Salvia divinorum and salvinorin A: an update on pharmacology and analytical methodology.

Acute physiologic and chronic histologic changes in rats and mice exposed to the unique hallucinogen salvinorin A.

Antidepressant Properties of Salvia Div.

Best Regards,
Alan Haggard

alan said...

The following is a description of a Salvia trip, taken by Gaia Vince, reporter for the British publication 'New Scientist' magazine:

"Lying back, exhaling: usually the last thing a person does before leaving this world. Only in this case it is the world that is leaving me.
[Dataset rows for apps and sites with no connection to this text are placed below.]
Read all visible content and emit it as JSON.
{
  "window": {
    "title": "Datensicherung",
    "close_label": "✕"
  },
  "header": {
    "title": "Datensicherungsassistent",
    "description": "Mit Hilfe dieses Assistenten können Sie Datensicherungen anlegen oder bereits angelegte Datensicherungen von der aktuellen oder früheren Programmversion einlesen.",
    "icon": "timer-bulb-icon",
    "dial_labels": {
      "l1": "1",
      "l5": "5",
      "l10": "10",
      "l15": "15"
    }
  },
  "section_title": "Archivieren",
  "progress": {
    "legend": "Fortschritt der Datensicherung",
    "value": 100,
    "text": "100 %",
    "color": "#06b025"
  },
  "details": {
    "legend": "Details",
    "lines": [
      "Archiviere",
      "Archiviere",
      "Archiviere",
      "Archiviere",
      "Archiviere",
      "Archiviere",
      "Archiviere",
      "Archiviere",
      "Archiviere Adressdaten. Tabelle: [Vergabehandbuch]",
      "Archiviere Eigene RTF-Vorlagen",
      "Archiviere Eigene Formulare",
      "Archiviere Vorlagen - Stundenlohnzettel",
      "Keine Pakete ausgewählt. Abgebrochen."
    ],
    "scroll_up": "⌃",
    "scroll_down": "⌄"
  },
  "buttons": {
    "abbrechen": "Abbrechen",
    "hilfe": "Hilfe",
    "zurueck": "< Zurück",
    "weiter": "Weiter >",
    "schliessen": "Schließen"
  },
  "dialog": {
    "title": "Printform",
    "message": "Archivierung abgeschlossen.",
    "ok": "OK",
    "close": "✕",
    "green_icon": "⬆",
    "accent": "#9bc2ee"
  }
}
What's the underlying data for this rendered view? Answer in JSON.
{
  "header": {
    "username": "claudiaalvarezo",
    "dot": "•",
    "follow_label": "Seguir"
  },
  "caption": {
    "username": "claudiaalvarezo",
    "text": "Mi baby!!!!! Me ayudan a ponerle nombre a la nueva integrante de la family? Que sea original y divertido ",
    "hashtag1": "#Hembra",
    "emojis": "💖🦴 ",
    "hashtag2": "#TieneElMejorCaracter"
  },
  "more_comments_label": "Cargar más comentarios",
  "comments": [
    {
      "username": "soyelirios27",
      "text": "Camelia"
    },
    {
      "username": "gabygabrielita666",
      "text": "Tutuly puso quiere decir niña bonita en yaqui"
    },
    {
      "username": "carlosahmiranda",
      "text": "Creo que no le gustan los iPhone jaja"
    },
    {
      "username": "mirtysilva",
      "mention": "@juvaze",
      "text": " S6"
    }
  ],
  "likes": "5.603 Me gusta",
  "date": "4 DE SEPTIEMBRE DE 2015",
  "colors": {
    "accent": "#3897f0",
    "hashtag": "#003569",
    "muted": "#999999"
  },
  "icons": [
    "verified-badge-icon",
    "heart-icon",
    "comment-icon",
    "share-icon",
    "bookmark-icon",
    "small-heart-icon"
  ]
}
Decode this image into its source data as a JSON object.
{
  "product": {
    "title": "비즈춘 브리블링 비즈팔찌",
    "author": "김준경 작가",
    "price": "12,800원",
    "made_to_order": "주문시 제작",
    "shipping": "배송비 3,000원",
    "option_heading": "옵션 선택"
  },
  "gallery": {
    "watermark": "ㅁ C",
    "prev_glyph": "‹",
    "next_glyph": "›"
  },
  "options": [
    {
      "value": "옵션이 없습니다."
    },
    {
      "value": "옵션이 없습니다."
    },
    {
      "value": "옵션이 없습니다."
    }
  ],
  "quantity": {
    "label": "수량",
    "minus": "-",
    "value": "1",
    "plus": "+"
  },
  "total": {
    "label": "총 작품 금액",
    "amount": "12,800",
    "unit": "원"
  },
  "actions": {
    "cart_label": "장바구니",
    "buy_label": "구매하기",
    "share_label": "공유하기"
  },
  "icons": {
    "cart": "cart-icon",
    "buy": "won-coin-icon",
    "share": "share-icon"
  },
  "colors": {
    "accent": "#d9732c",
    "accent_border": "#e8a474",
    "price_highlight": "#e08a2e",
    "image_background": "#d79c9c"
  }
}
A few minutes ago I smoked a pipe of Salvia divinorum, a powerful hallucinogenic herb that I bought openly and legally from a shop near my home. Of the £25 I handed over, more than £4 will find its way into government coffers in the form of sales tax. And salvia was just one of dozens of powerful but entirely legal psychoactive substances that I could have chosen.

All that was far from my mind as the salvia took me on a consciousness-expanding journey unlike any other I have ever experienced. My body felt disconnected from "me" and objects and people appeared cartoonish, surreal and marvellous. Then, as suddenly as it had began, it was over. The visions vanished and I was back in my bedroom. I spoke to my "sitter" - the friend who was watching over me, as recommended on the packaging - but my mouth was awkward and clumsy. When I attempted to stand my coordination was off. Within a couple of minutes, however, I was fine and clear-headed, though dripping with sweat. The whole experience had lasted less than 5 minutes."

The full article can be found here:
Mind-altering drugs: does legal mean safe? - being-human - 29 September 2006 - New Scientist